Samsung Camera app hints at 8K Video Recording, 20:9 Aspect Ratio, and 108MP Photos, possibly for the Galaxy S11
As Samsung rolls out new versions of its camera app, we can take a look to see what the company is working on for future smartphones. Previously, we found hints that Samsung will be using its own 108MP camera sensor in an upcoming device. In the latest update to the Samsung Camera app, we found new camera features including Director’s View, Single Take Photo, Night Hyperlapse, and more. In the same update, we also spotted evidence that Samsung will bring 8K video recording support to a future device, and we also found further evidence pointing at a future Galaxy device, likely the Galaxy S11, having a 20:9 aspect ratio and 108MP camera sensor.
In the first find, the Samsung Camera app in One UI 2.0 beta 4 seems to add support for 8K video recording. This is likely for the Samsung Galaxy S11 which should be launching in early 2020. We’ve been expecting this since it was announced the Exynos 990 SoC supports 4K@120fps and 8K@30fps video. While the Snapdragon 865 hasn’t been announced yet, Samsung is also working on a device with that processor as well. It is likely that the 865 will also support 8K 30fps video. This could really bring Samsung to the top of the smartphone video game.

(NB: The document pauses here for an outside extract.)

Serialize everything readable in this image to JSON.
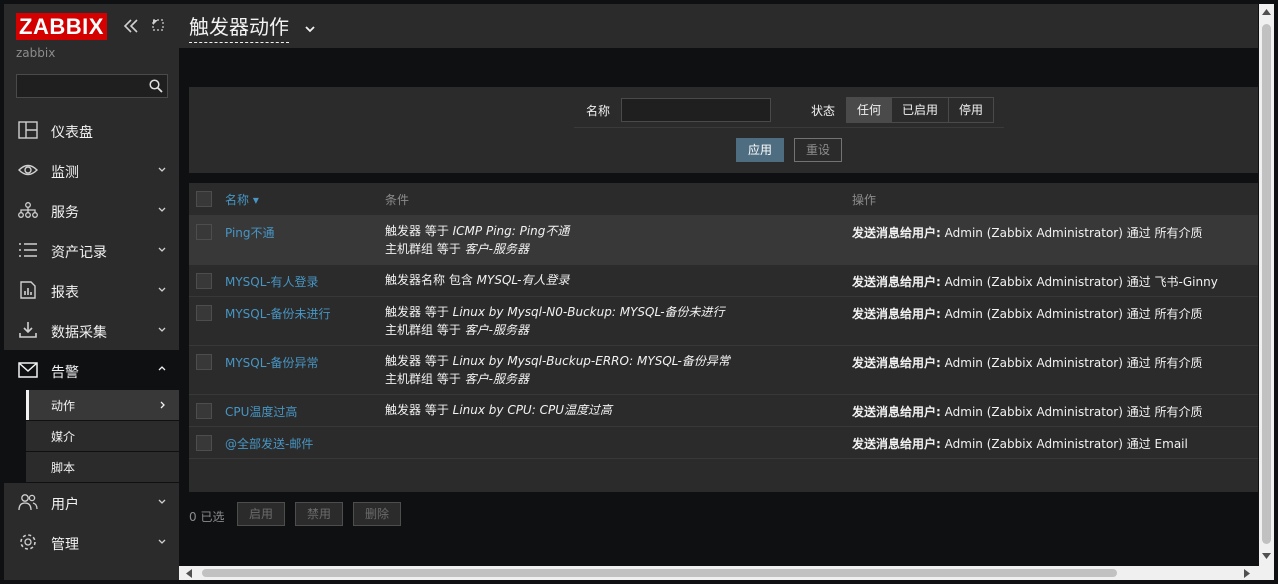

For a phone to be able to record 8K video, its main camera sensor needs to be able to capture 33,177,600 pixels. The 12MP camera in the Galaxy S10 won’t cut it as that is only 12,000,000 pixels. Samsung needs to use a camera sensor with a higher megapixel count, which ties into the 108MP camera rumor we previously talked about.
We were also able to find a reference to a 20:9 aspect ratio. While we can’t say exactly which Galaxy device will have a 20:9 aspect ratio, we can at least say that Samsung is working on a phone with a 20:9 display.
While we can’t say for sure which features will launch with which device, there’s a good reason to expect these features to land on one of Samsung’s upcoming flagships. The processing power needed for this type of video recording just isn’t possible with the mid-range processors found on Samsung’s mid-range phones. That being said, we can’t say for certain if that means it’ll be the Galaxy S11 or another device that ends up with these features.
Thanks to PNF Software for providing us a license to use JEB Decompiler, a professional-grade reverse engineering tool for Android applications.